Your task ▸
Go through the listing below and repeat it exactly, omitting each picture.
[Opening Entries shown section]
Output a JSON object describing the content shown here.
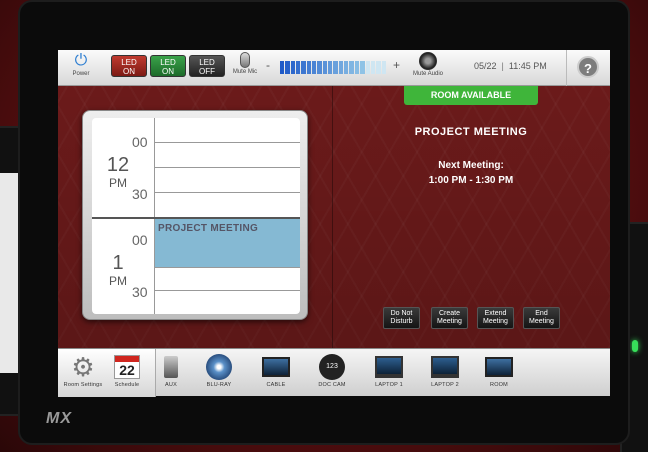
{
  "topbar": {
    "power_label": "Power",
    "led_buttons": [
      {
        "line1": "LED",
        "line2": "ON",
        "color": "#a8261f"
      },
      {
        "line1": "LED",
        "line2": "ON",
        "color": "#2e8a3b"
      },
      {
        "line1": "LED",
        "line2": "OFF",
        "color": "#333333"
      }
    ],
    "mute_mic_label": "Mute Mic",
    "vol_minus": "-",
    "vol_plus": "+",
    "volume_level": 0.8,
    "mute_audio_label": "Mute Audio",
    "date": "05/22",
    "time": "11:45 PM",
    "help_glyph": "?"
  },
  "schedule": {
    "hours": [
      {
        "num": "12",
        "ampm": "PM"
      },
      {
        "num": "1",
        "ampm": "PM"
      }
    ],
    "minute_marks": [
      "00",
      "30",
      "00",
      "30"
    ],
    "booked_title": "PROJECT MEETING"
  },
  "room": {
    "status": "ROOM AVAILABLE",
    "status_color": "#3fb53a",
    "meeting_title": "PROJECT MEETING",
    "next_label": "Next Meeting:",
    "next_time": "1:00 PM - 1:30 PM"
  },
  "actions": {
    "do_not_disturb": {
      "line1": "Do Not",
      "line2": "Disturb"
    },
    "create_meeting": {
      "line1": "Create",
      "line2": "Meeting"
    },
    "extend_meeting": {
      "line1": "Extend",
      "line2": "Meeting"
    },
    "end_meeting": {
      "line1": "End",
      "line2": "Meeting"
    }
  },
  "bottombar": {
    "room_settings_label": "Room Settings",
    "schedule_label": "Schedule",
    "calendar_day": "22",
    "sources": [
      {
        "label": "AUX",
        "icon": "aux-icon"
      },
      {
        "label": "BLU-RAY",
        "icon": "bluray-icon"
      },
      {
        "label": "CABLE",
        "icon": "cable-icon"
      },
      {
        "label": "DOC CAM",
        "icon": "doccam-icon"
      },
      {
        "label": "LAPTOP 1",
        "icon": "laptop-icon"
      },
      {
        "label": "LAPTOP 2",
        "icon": "laptop-icon"
      },
      {
        "label": "ROOM",
        "icon": "monitor-icon"
      }
    ],
    "doccam_number": "123"
  },
  "brand": "MX"
}
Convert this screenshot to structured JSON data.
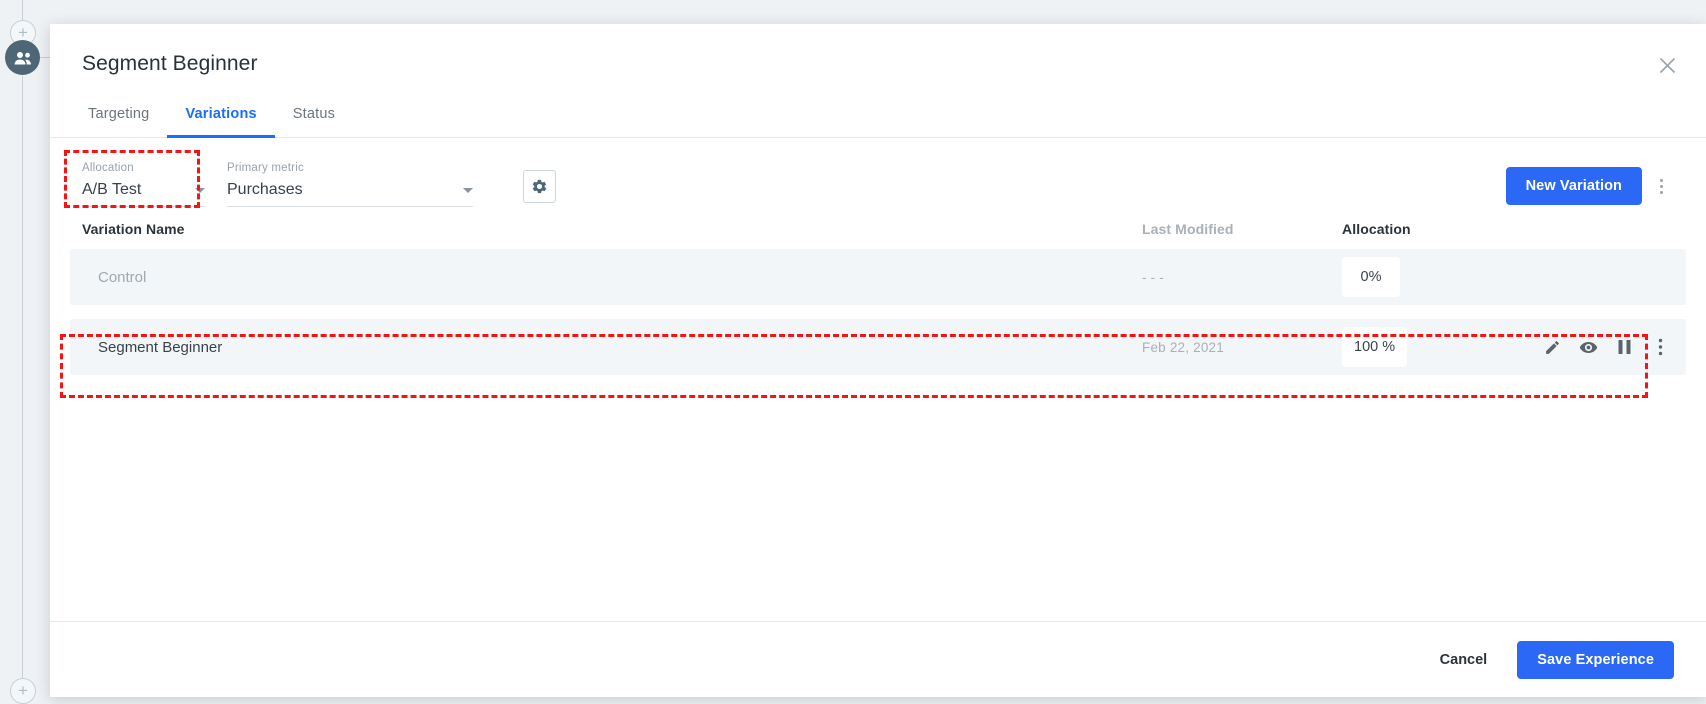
{
  "background": {
    "audience_node_icon": "people-icon",
    "add_node_icon": "plus-icon",
    "node_color": "#4e6675"
  },
  "modal": {
    "title": "Segment Beginner",
    "close_icon": "close-icon",
    "tabs": [
      {
        "label": "Targeting",
        "active": false
      },
      {
        "label": "Variations",
        "active": true
      },
      {
        "label": "Status",
        "active": false
      }
    ],
    "controls": {
      "allocation": {
        "label": "Allocation",
        "value": "A/B Test",
        "caret_icon": "chevron-down-icon"
      },
      "primary_metric": {
        "label": "Primary metric",
        "value": "Purchases",
        "caret_icon": "chevron-down-icon"
      },
      "settings_icon": "gear-icon",
      "new_variation_label": "New Variation",
      "overflow_icon": "more-vertical-icon"
    },
    "table": {
      "columns": [
        {
          "label": "Variation Name",
          "muted": false
        },
        {
          "label": "Last Modified",
          "muted": true
        },
        {
          "label": "Allocation",
          "muted": false
        }
      ],
      "rows": [
        {
          "name": "Control",
          "last_modified": "- - -",
          "allocation": "0%",
          "disabled": true,
          "actions": []
        },
        {
          "name": "Segment Beginner",
          "last_modified": "Feb 22, 2021",
          "allocation": "100 %",
          "disabled": false,
          "actions": [
            "edit-icon",
            "preview-eye-icon",
            "pause-icon",
            "more-vertical-icon"
          ]
        }
      ]
    },
    "footer": {
      "cancel_label": "Cancel",
      "save_label": "Save Experience"
    }
  },
  "colors": {
    "accent": "#2b68f6",
    "tab_active": "#1a6dff",
    "annotation": "#f51414",
    "row_bg": "#f3f6f9"
  }
}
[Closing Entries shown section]
Solution below ▸
Output a JSON object describing the content shown here.
{
  "topbar": {
    "power_label": "Power",
    "led_buttons": [
      {
        "line1": "LED",
        "line2": "ON",
        "color": "#a8261f"
      },
      {
        "line1": "LED",
        "line2": "ON",
        "color": "#2e8a3b"
      },
      {
        "line1": "LED",
        "line2": "OFF",
        "color": "#333333"
      }
    ],
    "mute_mic_label": "Mute Mic",
    "vol_minus": "-",
    "vol_plus": "+",
    "volume_level": 0.8,
    "mute_audio_label": "Mute Audio",
    "date": "05/22",
    "time": "11:45 PM",
    "help_glyph": "?"
  },
  "schedule": {
    "hours": [
      {
        "num": "12",
        "ampm": "PM"
      },
      {
        "num": "1",
        "ampm": "PM"
      }
    ],
    "minute_marks": [
      "00",
      "30",
      "00",
      "30"
    ],
    "booked_title": "PROJECT MEETING"
  },
  "room": {
    "status": "ROOM AVAILABLE",
    "status_color": "#3fb53a",
    "meeting_title": "PROJECT MEETING",
    "next_label": "Next Meeting:",
    "next_time": "1:00 PM - 1:30 PM"
  },
  "actions": {
    "do_not_disturb": {
      "line1": "Do Not",
      "line2": "Disturb"
    },
    "create_meeting": {
      "line1": "Create",
      "line2": "Meeting"
    },
    "extend_meeting": {
      "line1": "Extend",
      "line2": "Meeting"
    },
    "end_meeting": {
      "line1": "End",
      "line2": "Meeting"
    }
  },
  "bottombar": {
    "room_settings_label": "Room Settings",
    "schedule_label": "Schedule",
    "calendar_day": "22",
    "sources": [
      {
        "label": "AUX",
        "icon": "aux-icon"
      },
      {
        "label": "BLU-RAY",
        "icon": "bluray-icon"
      },
      {
        "label": "CABLE",
        "icon": "cable-icon"
      },
      {
        "label": "DOC CAM",
        "icon": "doccam-icon"
      },
      {
        "label": "LAPTOP 1",
        "icon": "laptop-icon"
      },
      {
        "label": "LAPTOP 2",
        "icon": "laptop-icon"
      },
      {
        "label": "ROOM",
        "icon": "monitor-icon"
      }
    ],
    "doccam_number": "123"
  },
  "brand": "MX"
}
Convert this screenshot to structured JSON data.
{
  "background": {
    "audience_node_icon": "people-icon",
    "add_node_icon": "plus-icon",
    "node_color": "#4e6675"
  },
  "modal": {
    "title": "Segment Beginner",
    "close_icon": "close-icon",
    "tabs": [
      {
        "label": "Targeting",
        "active": false
      },
      {
        "label": "Variations",
        "active": true
      },
      {
        "label": "Status",
        "active": false
      }
    ],
    "controls": {
      "allocation": {
        "label": "Allocation",
        "value": "A/B Test",
        "caret_icon": "chevron-down-icon"
      },
      "primary_metric": {
        "label": "Primary metric",
        "value": "Purchases",
        "caret_icon": "chevron-down-icon"
      },
      "settings_icon": "gear-icon",
      "new_variation_label": "New Variation",
      "overflow_icon": "more-vertical-icon"
    },
    "table": {
      "columns": [
        {
          "label": "Variation Name",
          "muted": false
        },
        {
          "label": "Last Modified",
          "muted": true
        },
        {
          "label": "Allocation",
          "muted": false
        }
      ],
      "rows": [
        {
          "name": "Control",
          "last_modified": "- - -",
          "allocation": "0%",
          "disabled": true,
          "actions": []
        },
        {
          "name": "Segment Beginner",
          "last_modified": "Feb 22, 2021",
          "allocation": "100 %",
          "disabled": false,
          "actions": [
            "edit-icon",
            "preview-eye-icon",
            "pause-icon",
            "more-vertical-icon"
          ]
        }
      ]
    },
    "footer": {
      "cancel_label": "Cancel",
      "save_label": "Save Experience"
    }
  },
  "colors": {
    "accent": "#2b68f6",
    "tab_active": "#1a6dff",
    "annotation": "#f51414",
    "row_bg": "#f3f6f9"
  }
}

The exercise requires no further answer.